→ The task:
Pictures aside, quote the whole listing exactly.

→ Records supplied:
══════════
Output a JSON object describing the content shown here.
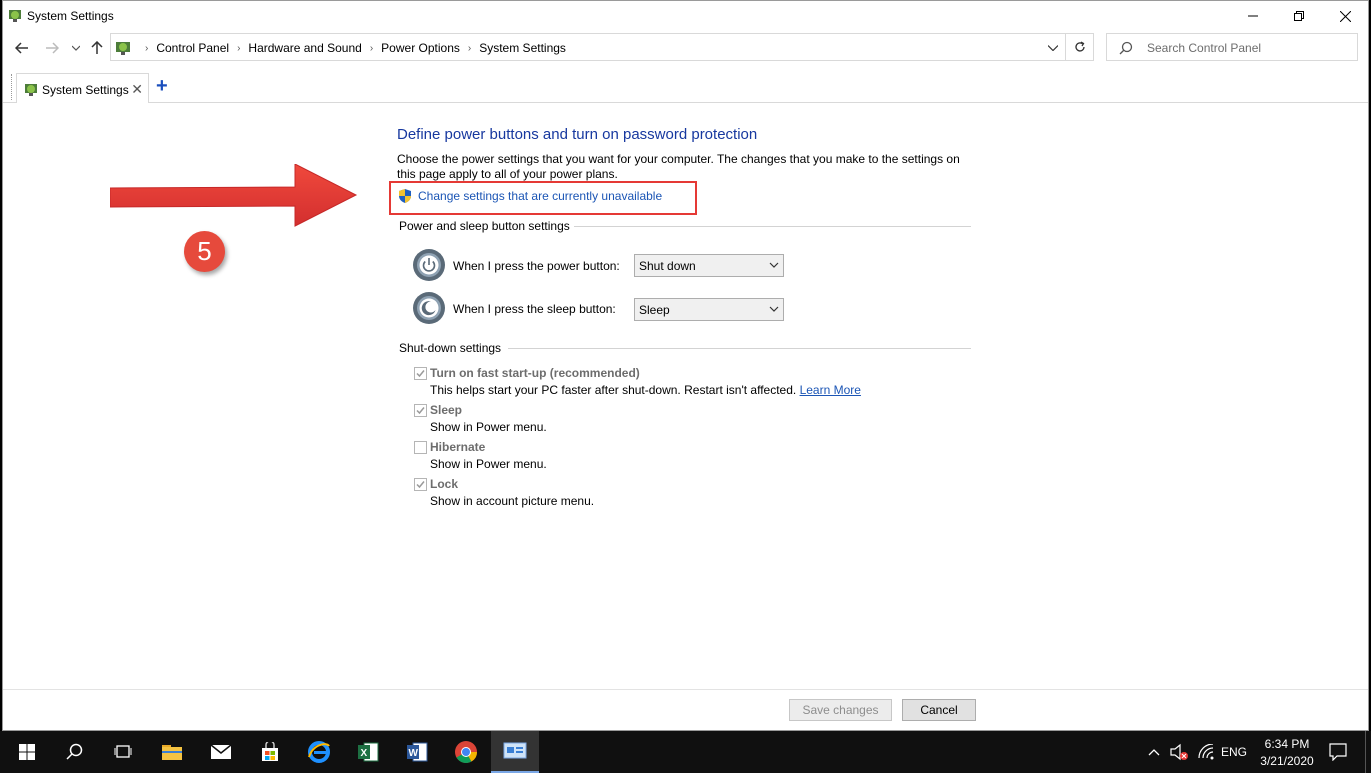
{
  "window": {
    "title": "System Settings"
  },
  "address_bar": {
    "crumbs": [
      "Control Panel",
      "Hardware and Sound",
      "Power Options",
      "System Settings"
    ],
    "search_placeholder": "Search Control Panel"
  },
  "tabs": [
    {
      "label": "System Settings"
    }
  ],
  "content": {
    "heading": "Define power buttons and turn on password protection",
    "description": "Choose the power settings that you want for your computer. The changes that you make to the settings on this page apply to all of your power plans.",
    "change_settings_link": "Change settings that are currently unavailable",
    "power_section": {
      "title": "Power and sleep button settings",
      "power_button_label": "When I press the power button:",
      "power_button_value": "Shut down",
      "sleep_button_label": "When I press the sleep button:",
      "sleep_button_value": "Sleep"
    },
    "shutdown_section": {
      "title": "Shut-down settings",
      "items": [
        {
          "label": "Turn on fast start-up (recommended)",
          "desc": "This helps start your PC faster after shut-down. Restart isn't affected. ",
          "link": "Learn More",
          "checked": true
        },
        {
          "label": "Sleep",
          "desc": "Show in Power menu.",
          "checked": true
        },
        {
          "label": "Hibernate",
          "desc": "Show in Power menu.",
          "checked": false
        },
        {
          "label": "Lock",
          "desc": "Show in account picture menu.",
          "checked": true
        }
      ]
    }
  },
  "buttons": {
    "save": "Save changes",
    "cancel": "Cancel"
  },
  "annotation": {
    "step_number": "5"
  },
  "taskbar": {
    "language": "ENG",
    "time": "6:34 PM",
    "date": "3/21/2020"
  },
  "colors": {
    "heading": "#17389f",
    "link": "#1b55b5",
    "highlight": "#e53935",
    "arrow": "#e53935",
    "badge": "#e64a3c"
  }
}
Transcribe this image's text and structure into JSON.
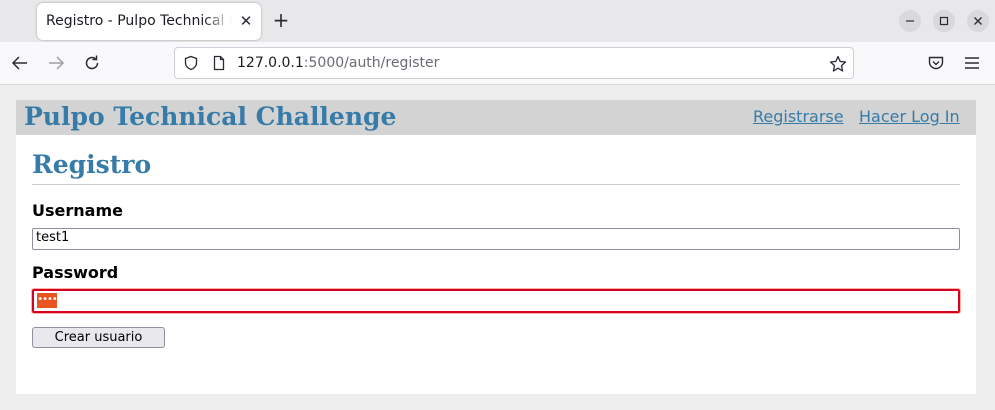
{
  "browser": {
    "tab_title": "Registro - Pulpo Technical Challenge",
    "tab_close": "✕",
    "new_tab": "+",
    "url_host": "127.0.0.1",
    "url_rest": ":5000/auth/register"
  },
  "site": {
    "title": "Pulpo Technical Challenge",
    "nav": {
      "register": "Registrarse",
      "login": "Hacer Log In"
    }
  },
  "form": {
    "heading": "Registro",
    "username_label": "Username",
    "username_value": "test1",
    "password_label": "Password",
    "password_mask": "••••",
    "submit_label": "Crear usuario"
  },
  "colors": {
    "link": "#377ba8",
    "header_bg": "#d3d3d3",
    "invalid_border": "#d70022",
    "autofill_highlight": "#e95420"
  },
  "icons": [
    "back-arrow-icon",
    "forward-arrow-icon",
    "reload-icon",
    "shield-icon",
    "page-icon",
    "bookmark-star-icon",
    "pocket-icon",
    "menu-icon",
    "minimize-icon",
    "maximize-icon",
    "close-window-icon"
  ]
}
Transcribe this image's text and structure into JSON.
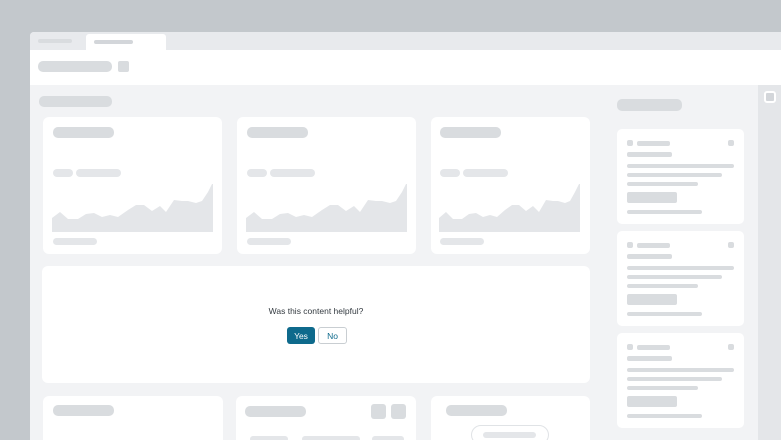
{
  "feedback": {
    "question": "Was this content helpful?",
    "yes_label": "Yes",
    "no_label": "No"
  },
  "colors": {
    "accent": "#0e6a8c",
    "placeholder": "#d9dcdf",
    "background": "#f2f3f5"
  }
}
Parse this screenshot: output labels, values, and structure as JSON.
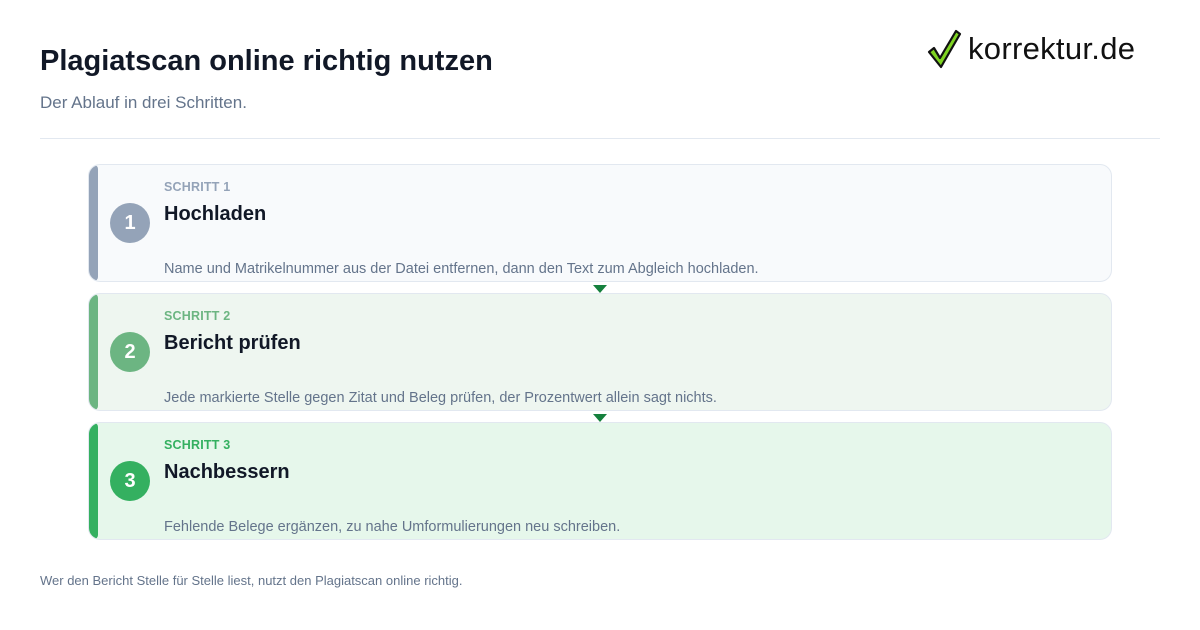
{
  "header": {
    "title": "Plagiatscan online richtig nutzen",
    "subtitle": "Der Ablauf in drei Schritten."
  },
  "logo": {
    "icon": "checkmark-icon",
    "text": "korrektur.de"
  },
  "steps": [
    {
      "number": "1",
      "label": "SCHRITT 1",
      "title": "Hochladen",
      "description": "Name und Matrikelnummer aus der Datei entfernen, dann den Text zum Abgleich hochladen.",
      "color": "#94a3b8"
    },
    {
      "number": "2",
      "label": "SCHRITT 2",
      "title": "Bericht prüfen",
      "description": "Jede markierte Stelle gegen Zitat und Beleg prüfen, der Prozentwert allein sagt nichts.",
      "color": "#6cb582"
    },
    {
      "number": "3",
      "label": "SCHRITT 3",
      "title": "Nachbessern",
      "description": "Fehlende Belege ergänzen, zu nahe Umformulierungen neu schreiben.",
      "color": "#34b060"
    }
  ],
  "connector_color": "#15803d",
  "footer": {
    "text": "Wer den Bericht Stelle für Stelle liest, nutzt den Plagiatscan online richtig."
  }
}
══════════
→ Task solution:
Output a JSON object describing the content shown here.
{
  "window": {
    "title": "System Settings"
  },
  "address_bar": {
    "crumbs": [
      "Control Panel",
      "Hardware and Sound",
      "Power Options",
      "System Settings"
    ],
    "search_placeholder": "Search Control Panel"
  },
  "tabs": [
    {
      "label": "System Settings"
    }
  ],
  "content": {
    "heading": "Define power buttons and turn on password protection",
    "description": "Choose the power settings that you want for your computer. The changes that you make to the settings on this page apply to all of your power plans.",
    "change_settings_link": "Change settings that are currently unavailable",
    "power_section": {
      "title": "Power and sleep button settings",
      "power_button_label": "When I press the power button:",
      "power_button_value": "Shut down",
      "sleep_button_label": "When I press the sleep button:",
      "sleep_button_value": "Sleep"
    },
    "shutdown_section": {
      "title": "Shut-down settings",
      "items": [
        {
          "label": "Turn on fast start-up (recommended)",
          "desc": "This helps start your PC faster after shut-down. Restart isn't affected. ",
          "link": "Learn More",
          "checked": true
        },
        {
          "label": "Sleep",
          "desc": "Show in Power menu.",
          "checked": true
        },
        {
          "label": "Hibernate",
          "desc": "Show in Power menu.",
          "checked": false
        },
        {
          "label": "Lock",
          "desc": "Show in account picture menu.",
          "checked": true
        }
      ]
    }
  },
  "buttons": {
    "save": "Save changes",
    "cancel": "Cancel"
  },
  "annotation": {
    "step_number": "5"
  },
  "taskbar": {
    "language": "ENG",
    "time": "6:34 PM",
    "date": "3/21/2020"
  },
  "colors": {
    "heading": "#17389f",
    "link": "#1b55b5",
    "highlight": "#e53935",
    "arrow": "#e53935",
    "badge": "#e64a3c"
  }
}
Transcribe this image's text and structure into JSON.
{
  "browser": {
    "tab_title": "Registro - Pulpo Technical Challenge",
    "tab_close": "✕",
    "new_tab": "+",
    "url_host": "127.0.0.1",
    "url_rest": ":5000/auth/register"
  },
  "site": {
    "title": "Pulpo Technical Challenge",
    "nav": {
      "register": "Registrarse",
      "login": "Hacer Log In"
    }
  },
  "form": {
    "heading": "Registro",
    "username_label": "Username",
    "username_value": "test1",
    "password_label": "Password",
    "password_mask": "••••",
    "submit_label": "Crear usuario"
  },
  "colors": {
    "link": "#377ba8",
    "header_bg": "#d3d3d3",
    "invalid_border": "#d70022",
    "autofill_highlight": "#e95420"
  },
  "icons": [
    "back-arrow-icon",
    "forward-arrow-icon",
    "reload-icon",
    "shield-icon",
    "page-icon",
    "bookmark-star-icon",
    "pocket-icon",
    "menu-icon",
    "minimize-icon",
    "maximize-icon",
    "close-window-icon"
  ]
}
Transcribe this image's text and structure into JSON.
{
  "feedback": {
    "question": "Was this content helpful?",
    "yes_label": "Yes",
    "no_label": "No"
  },
  "colors": {
    "accent": "#0e6a8c",
    "placeholder": "#d9dcdf",
    "background": "#f2f3f5"
  }
}
Parse this screenshot: output labels, values, and structure as JSON.
{
  "header": {
    "title": "Plagiatscan online richtig nutzen",
    "subtitle": "Der Ablauf in drei Schritten."
  },
  "logo": {
    "icon": "checkmark-icon",
    "text": "korrektur.de"
  },
  "steps": [
    {
      "number": "1",
      "label": "SCHRITT 1",
      "title": "Hochladen",
      "description": "Name und Matrikelnummer aus der Datei entfernen, dann den Text zum Abgleich hochladen.",
      "color": "#94a3b8"
    },
    {
      "number": "2",
      "label": "SCHRITT 2",
      "title": "Bericht prüfen",
      "description": "Jede markierte Stelle gegen Zitat und Beleg prüfen, der Prozentwert allein sagt nichts.",
      "color": "#6cb582"
    },
    {
      "number": "3",
      "label": "SCHRITT 3",
      "title": "Nachbessern",
      "description": "Fehlende Belege ergänzen, zu nahe Umformulierungen neu schreiben.",
      "color": "#34b060"
    }
  ],
  "connector_color": "#15803d",
  "footer": {
    "text": "Wer den Bericht Stelle für Stelle liest, nutzt den Plagiatscan online richtig."
  }
}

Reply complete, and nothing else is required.